- Check clematis for any signs of clematis wilt.
- Continue to monitor watering, especially containers and mulch around plants to help retain moisture.
- Deadhead bedding and repeat-flowering perennials to stop them from going to seed and keep flowering.
- If you grow courgettes, pick them now before they become marrows.
- Harvest plums, apricots, peaches and nectarines.
- Prune side shoots of wisteria to around 20cm of the main framework.
- Watch out for any pests or diseases especially slugs and aphids.
- Pot up peppers into larger pots and train cucumbers upwards.
- Harvest more veg including lettuce, beetroot, carrots, potatoes and chard.
- Continue to thin out fruit to improve fruit size.
- Continue to watch out for Lilly beetles.
Feeding Your Lawn
At this point in the year, you should help your lawn by giving it some food. Your lawn is probably the centrepiece of your garden front or back. This month brings with it significantly drier weather so you should raise the blades on the lawnmower so that your grass is able to grow slightly longer and therefore retain more moisture. If your grass starts to turn brown, rest assured that the next time it rains it will soon go back to its green colour which many of us have seen happen over the last few years.
Cut back early-flowering perennials
If you have early flowering perennials such as dicentra spectabilis which have finished flowering, you can cut them back to the ground and you might even be rewarded with a bonus of a secondary flush of flowers later in the summer. When cutting back your perennials give them a boost with some water and some tomato fertilizer.
Don’t forget to deadhead along the way to allocate more plant energy toward producing new blooms rather than focusing on producing seeds. This will encourage the plant to produce additional flowers to replace those you have removed. Always add a little bit extra water as well during these warmer months.
Water features and ponds
On that note, if you have water features in your garden or lawns, they’re going to need a little bit of extra help during July and August to stay healthy. Get rid of any yellowing leaves that have fallen into the water features or the pond. If you leave them there they will rot in the water which will significantly decrease the quality.
If you see any blanket weeds, get rid of them. Remove them with a net or a rake as they will add more oxygen to your pond. You might need to increase the water level as well as the height of Summer weather can rapidly evaporate the water you have. If you have a pond, try to use any rainwater as the chemicals in your tap water might impact any nutritional balance you have in your pond. But of course, if that’s not possible, it’s not the end of the world.
Now is the time to harvest the crops that are at their peak. You want to harvest your vegetables regularly so that you can enjoy the delicious taste and encourage late-harvest production before the plant turns woody and starts producing a bitter taste. This is particularly true of things like lettuce.
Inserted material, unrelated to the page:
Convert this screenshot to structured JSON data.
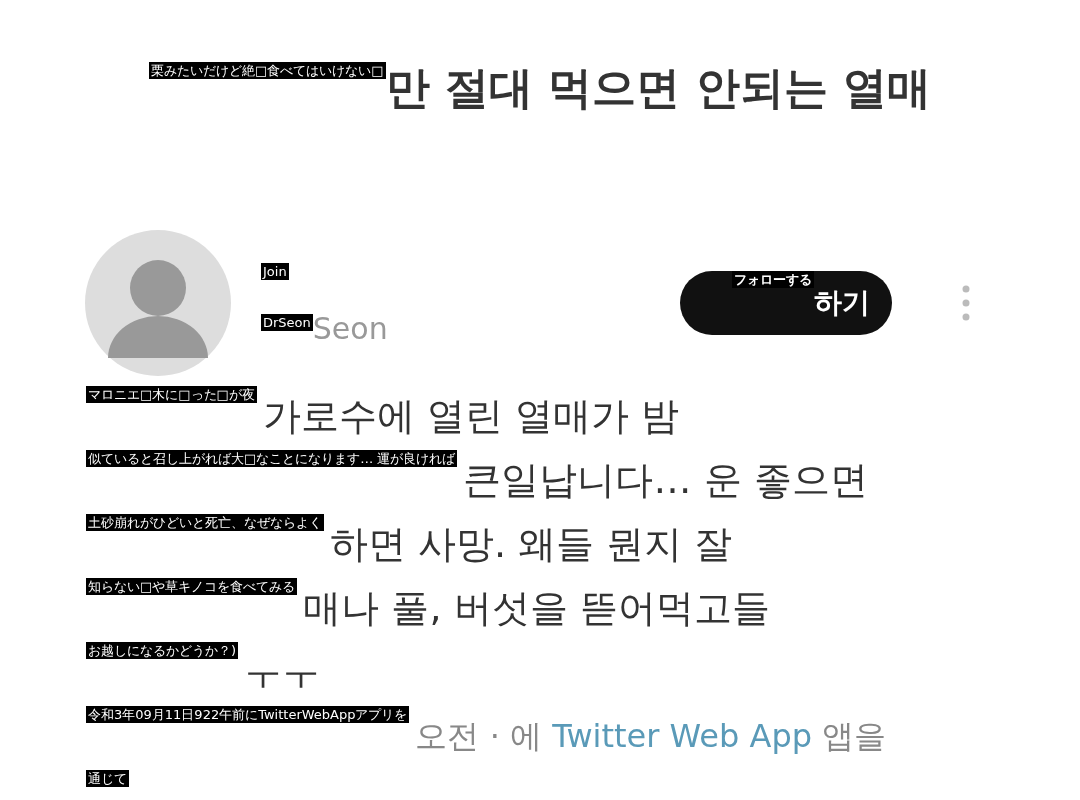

Pinch out tomato plants
If you have tomatoes, for example, you can limit the growth by pinching out the top of your plant as soon as it reaches a height you prefer or by pinching outside shoots. If you pinch off the top it will force the plant to produce more tomatoes lower down so that the plant doesn’t grow to be three or four meters tall, bent double because of the weight of too many tomatoes.
Plant radishes and runner beans outside
Of course, July also means preparing more vegetables. You can start planting radishes or runner beans outside. This is no time to slack off just because you have started harvesting some of your other producers. In fact, if you noticed that certain vegetables are fully harvested it will leave the perfect spot in which to plant something new.
Having put in this much effort so far, it is time to enjoy your bonus of extra flowers blooming late in the season alongside the crops you have taken so many months to carefully cultivate. Enjoy the rest while you have it, as the next few months bring about your Autumn crop rotation and the preparation of winter bulbs.